> **PROMPT**
Images in the data are to be skipped, while every line is restated exactly as written.

> **DATASET RECORDS**
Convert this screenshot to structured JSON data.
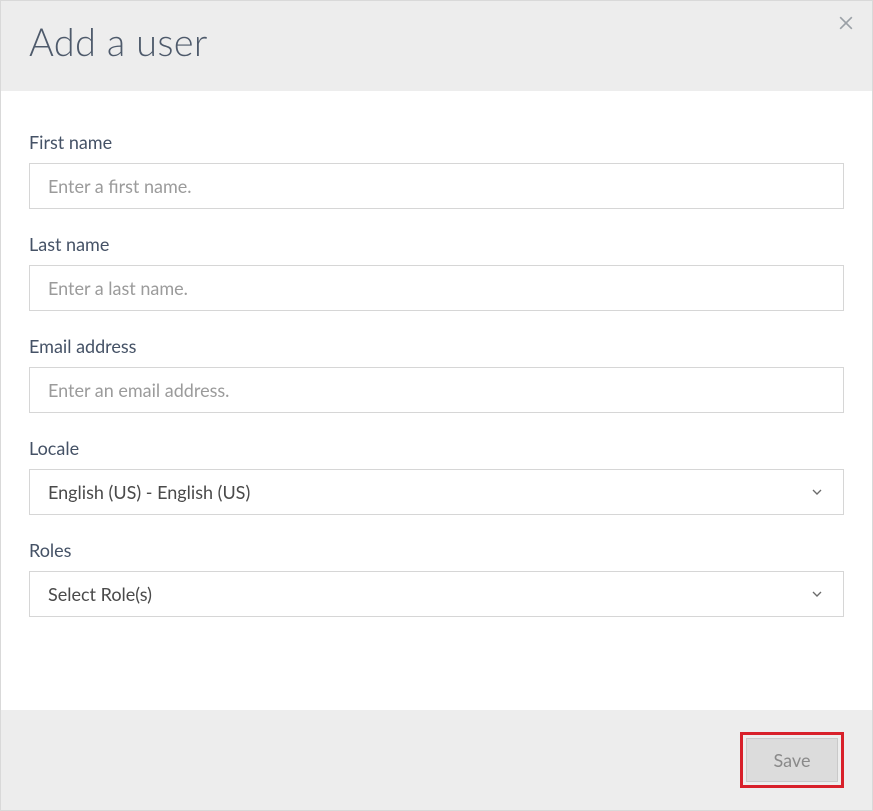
{
  "header": {
    "title": "Add a user"
  },
  "form": {
    "first_name": {
      "label": "First name",
      "placeholder": "Enter a first name.",
      "value": ""
    },
    "last_name": {
      "label": "Last name",
      "placeholder": "Enter a last name.",
      "value": ""
    },
    "email": {
      "label": "Email address",
      "placeholder": "Enter an email address.",
      "value": ""
    },
    "locale": {
      "label": "Locale",
      "selected": "English (US) - English (US)"
    },
    "roles": {
      "label": "Roles",
      "placeholder": "Select Role(s)"
    }
  },
  "footer": {
    "save_label": "Save"
  }
}
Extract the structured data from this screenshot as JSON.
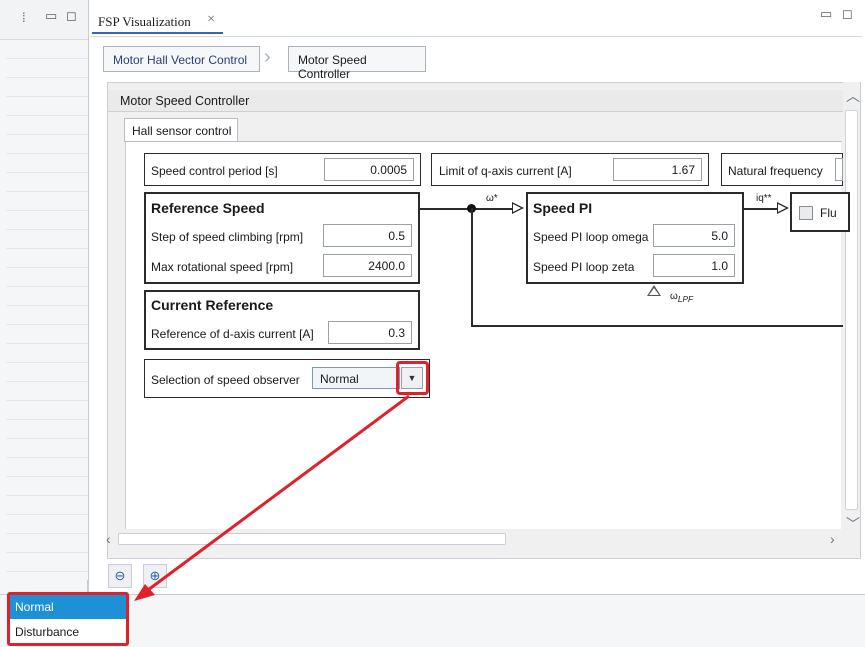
{
  "left_panel": {
    "icons": [
      "drag-handle-icon",
      "minimize-icon",
      "maximize-icon"
    ]
  },
  "tab": {
    "title": "FSP Visualization",
    "close": "×"
  },
  "window_controls": {
    "minimize": "—",
    "maximize": "□"
  },
  "breadcrumb": {
    "items": [
      "Motor Hall Vector Control",
      "Motor Speed Controller"
    ],
    "separator": "›"
  },
  "editor": {
    "title": "Motor Speed Controller",
    "subtab": "Hall sensor control",
    "speed_control_period": {
      "label": "Speed control period [s]",
      "value": "0.0005"
    },
    "limit_q_current": {
      "label": "Limit of q-axis current [A]",
      "value": "1.67"
    },
    "natural_frequency": {
      "label": "Natural frequency"
    },
    "reference_speed": {
      "title": "Reference Speed",
      "step_label": "Step of speed climbing [rpm]",
      "step_value": "0.5",
      "max_label": "Max rotational speed [rpm]",
      "max_value": "2400.0"
    },
    "current_reference": {
      "title": "Current Reference",
      "d_label": "Reference of d-axis current [A]",
      "d_value": "0.3"
    },
    "speed_observer": {
      "label": "Selection of speed observer",
      "selected": "Normal",
      "arrow": "▼"
    },
    "speed_pi": {
      "title": "Speed PI",
      "omega_label": "Speed PI loop omega",
      "omega_value": "5.0",
      "zeta_label": "Speed PI loop zeta",
      "zeta_value": "1.0"
    },
    "signals": {
      "omega_star": "ω*",
      "iq_star": "iq**",
      "omega_lpf": "ω",
      "omega_lpf_sub": "LPF"
    },
    "flux_label": "Flu"
  },
  "zoom": {
    "zoom_out": "⊖",
    "zoom_in": "⊕"
  },
  "dropdown": {
    "options": [
      "Normal",
      "Disturbance"
    ],
    "selected_index": 0
  },
  "colors": {
    "highlight": "#e0202a",
    "selection": "#1e90d6",
    "accent": "#3566b3"
  }
}
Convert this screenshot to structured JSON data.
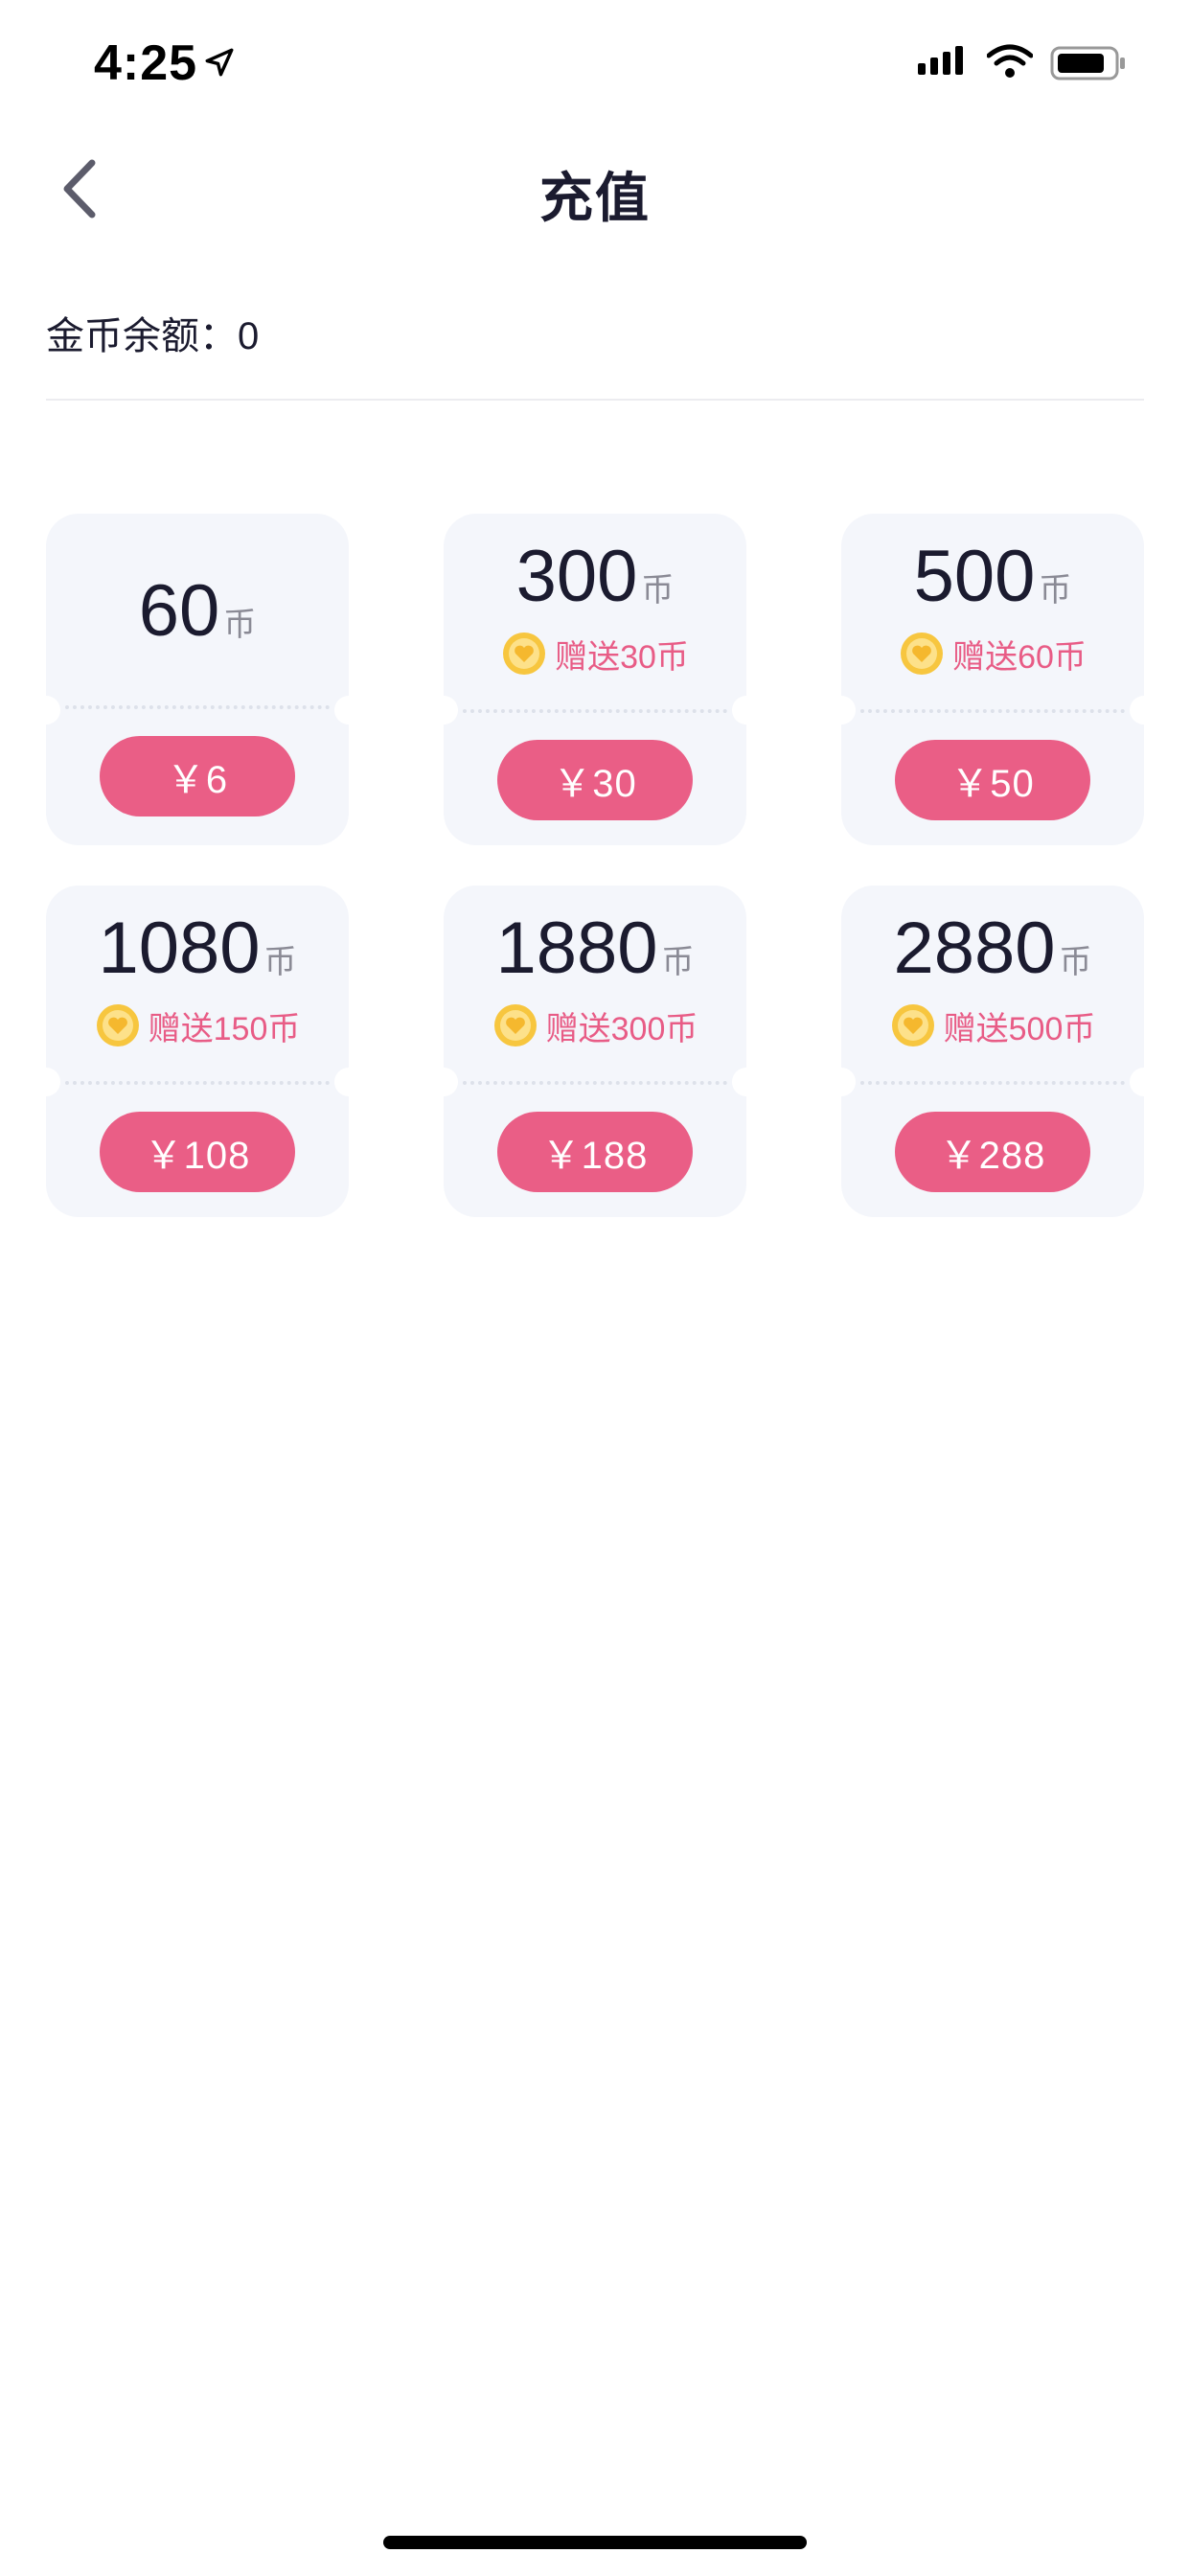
{
  "status_bar": {
    "time": "4:25",
    "icons": [
      "location-arrow-icon",
      "signal-icon",
      "wifi-icon",
      "battery-icon"
    ]
  },
  "nav": {
    "back_icon": "chevron-left-icon",
    "title": "充值"
  },
  "balance": {
    "text": "金币余额：0"
  },
  "coin_unit": "币",
  "packages": [
    {
      "coins": "60",
      "bonus": "",
      "price": "￥6"
    },
    {
      "coins": "300",
      "bonus": "赠送30币",
      "price": "￥30"
    },
    {
      "coins": "500",
      "bonus": "赠送60币",
      "price": "￥50"
    },
    {
      "coins": "1080",
      "bonus": "赠送150币",
      "price": "￥108"
    },
    {
      "coins": "1880",
      "bonus": "赠送300币",
      "price": "￥188"
    },
    {
      "coins": "2880",
      "bonus": "赠送500币",
      "price": "￥288"
    }
  ],
  "colors": {
    "accent": "#ea5e86",
    "card_bg": "#f4f6fb",
    "title_text": "#1b1b2f",
    "coin_gold": "#f7c63f"
  }
}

> **RESULT FOR THIS TASK**
Convert this screenshot to structured JSON data.
{
  "header": {
    "title": "Add a user"
  },
  "form": {
    "first_name": {
      "label": "First name",
      "placeholder": "Enter a first name.",
      "value": ""
    },
    "last_name": {
      "label": "Last name",
      "placeholder": "Enter a last name.",
      "value": ""
    },
    "email": {
      "label": "Email address",
      "placeholder": "Enter an email address.",
      "value": ""
    },
    "locale": {
      "label": "Locale",
      "selected": "English (US) - English (US)"
    },
    "roles": {
      "label": "Roles",
      "placeholder": "Select Role(s)"
    }
  },
  "footer": {
    "save_label": "Save"
  }
}
Extract the structured data from this screenshot as JSON.
{
  "left_panel": {
    "icons": [
      "drag-handle-icon",
      "minimize-icon",
      "maximize-icon"
    ]
  },
  "tab": {
    "title": "FSP Visualization",
    "close": "×"
  },
  "window_controls": {
    "minimize": "—",
    "maximize": "□"
  },
  "breadcrumb": {
    "items": [
      "Motor Hall Vector Control",
      "Motor Speed Controller"
    ],
    "separator": "›"
  },
  "editor": {
    "title": "Motor Speed Controller",
    "subtab": "Hall sensor control",
    "speed_control_period": {
      "label": "Speed control period [s]",
      "value": "0.0005"
    },
    "limit_q_current": {
      "label": "Limit of q-axis current [A]",
      "value": "1.67"
    },
    "natural_frequency": {
      "label": "Natural frequency"
    },
    "reference_speed": {
      "title": "Reference Speed",
      "step_label": "Step of speed climbing [rpm]",
      "step_value": "0.5",
      "max_label": "Max rotational speed [rpm]",
      "max_value": "2400.0"
    },
    "current_reference": {
      "title": "Current Reference",
      "d_label": "Reference of d-axis current [A]",
      "d_value": "0.3"
    },
    "speed_observer": {
      "label": "Selection of speed observer",
      "selected": "Normal",
      "arrow": "▼"
    },
    "speed_pi": {
      "title": "Speed PI",
      "omega_label": "Speed PI loop omega",
      "omega_value": "5.0",
      "zeta_label": "Speed PI loop zeta",
      "zeta_value": "1.0"
    },
    "signals": {
      "omega_star": "ω*",
      "iq_star": "iq**",
      "omega_lpf": "ω",
      "omega_lpf_sub": "LPF"
    },
    "flux_label": "Flu"
  },
  "zoom": {
    "zoom_out": "⊖",
    "zoom_in": "⊕"
  },
  "dropdown": {
    "options": [
      "Normal",
      "Disturbance"
    ],
    "selected_index": 0
  },
  "colors": {
    "highlight": "#e0202a",
    "selection": "#1e90d6",
    "accent": "#3566b3"
  }
}
Convert this screenshot to structured JSON data.
{
  "status_bar": {
    "time": "4:25",
    "icons": [
      "location-arrow-icon",
      "signal-icon",
      "wifi-icon",
      "battery-icon"
    ]
  },
  "nav": {
    "back_icon": "chevron-left-icon",
    "title": "充值"
  },
  "balance": {
    "text": "金币余额：0"
  },
  "coin_unit": "币",
  "packages": [
    {
      "coins": "60",
      "bonus": "",
      "price": "￥6"
    },
    {
      "coins": "300",
      "bonus": "赠送30币",
      "price": "￥30"
    },
    {
      "coins": "500",
      "bonus": "赠送60币",
      "price": "￥50"
    },
    {
      "coins": "1080",
      "bonus": "赠送150币",
      "price": "￥108"
    },
    {
      "coins": "1880",
      "bonus": "赠送300币",
      "price": "￥188"
    },
    {
      "coins": "2880",
      "bonus": "赠送500币",
      "price": "￥288"
    }
  ],
  "colors": {
    "accent": "#ea5e86",
    "card_bg": "#f4f6fb",
    "title_text": "#1b1b2f",
    "coin_gold": "#f7c63f"
  }
}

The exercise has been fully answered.